A case of mistaken identity leads to homoerotic connection between two soccer players in Marco Berger’s “El Reloj.” While waiting for a bus, late at night, our protagonist is approached by a boy his age. “Aren’t you so-and-so…” “No, that’s not me.” And so on. From that moment on, the two boys’ relationship quickly progresses. They hail a cab decide to hang out at the second boy’s house with his bikini brief-clad brother and watch television. Boredom sets in so the two move to the bedroom, disrobe, and lie in bed together. Then they…wait for it…talk about childhood toys for a moment and get redressed when they find out that mom’s home. A quick goodbye sends the first boy walking home into the darkness. In no rush to define their relationship, the two boys just part ways into the night.

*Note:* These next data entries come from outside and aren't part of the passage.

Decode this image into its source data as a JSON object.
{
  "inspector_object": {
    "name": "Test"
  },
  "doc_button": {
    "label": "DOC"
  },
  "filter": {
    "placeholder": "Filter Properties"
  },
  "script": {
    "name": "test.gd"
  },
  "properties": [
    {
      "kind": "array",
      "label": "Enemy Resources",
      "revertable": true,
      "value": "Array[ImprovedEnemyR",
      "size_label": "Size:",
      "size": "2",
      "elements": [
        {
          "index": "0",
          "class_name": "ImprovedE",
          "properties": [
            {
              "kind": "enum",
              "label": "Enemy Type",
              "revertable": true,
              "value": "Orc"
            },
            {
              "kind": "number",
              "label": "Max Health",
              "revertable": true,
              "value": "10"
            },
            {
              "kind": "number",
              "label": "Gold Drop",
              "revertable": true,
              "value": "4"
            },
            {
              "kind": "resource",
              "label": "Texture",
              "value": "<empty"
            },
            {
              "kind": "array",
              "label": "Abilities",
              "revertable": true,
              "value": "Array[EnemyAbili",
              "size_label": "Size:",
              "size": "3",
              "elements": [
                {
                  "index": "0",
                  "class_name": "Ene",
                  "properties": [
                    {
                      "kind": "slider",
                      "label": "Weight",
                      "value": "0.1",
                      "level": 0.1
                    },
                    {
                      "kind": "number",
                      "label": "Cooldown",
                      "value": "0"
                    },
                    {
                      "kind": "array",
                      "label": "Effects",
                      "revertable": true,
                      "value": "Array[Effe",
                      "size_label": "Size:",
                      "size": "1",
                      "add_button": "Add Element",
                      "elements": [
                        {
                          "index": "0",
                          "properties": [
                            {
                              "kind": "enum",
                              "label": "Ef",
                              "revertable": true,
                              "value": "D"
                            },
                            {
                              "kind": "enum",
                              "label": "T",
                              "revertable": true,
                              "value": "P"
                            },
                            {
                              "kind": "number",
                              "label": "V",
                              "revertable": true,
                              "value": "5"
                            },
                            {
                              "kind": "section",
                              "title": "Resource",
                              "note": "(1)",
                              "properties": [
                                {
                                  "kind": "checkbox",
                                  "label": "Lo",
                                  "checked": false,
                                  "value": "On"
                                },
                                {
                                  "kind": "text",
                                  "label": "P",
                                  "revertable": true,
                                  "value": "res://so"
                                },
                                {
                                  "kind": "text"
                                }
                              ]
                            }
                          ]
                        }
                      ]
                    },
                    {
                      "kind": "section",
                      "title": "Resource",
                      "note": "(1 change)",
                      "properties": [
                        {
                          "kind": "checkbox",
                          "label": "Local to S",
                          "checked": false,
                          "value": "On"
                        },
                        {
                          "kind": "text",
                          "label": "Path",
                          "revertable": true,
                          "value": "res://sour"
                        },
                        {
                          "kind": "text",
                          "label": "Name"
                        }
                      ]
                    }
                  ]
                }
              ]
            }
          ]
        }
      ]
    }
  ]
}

Berger’s story-telling style keeps the viewer wanting more. Just to have one of the characters briefly explain what’s going on would put many of us at ease. The fact that this explanation never comes is “El Reloj’s” greatest strength. The performances are so subtle and yet precise that it’s clear the characters know what’s going on but the fact that they know and we don’t is enough to keep us begging for more. Coming in at fifteen minutes, Berger’s film keeps the audience captivated until the very last second. The only scene that hurts the film is a flashback of Boy One recognizing Boy Two as a friend of a friend. Taking the story out of the present was unneeded and ineffective. What’s great about “El Reloj “ is the structuring of the boys’ relationship which starts happening the moment they meet at the bus stop. From there, all bets are off.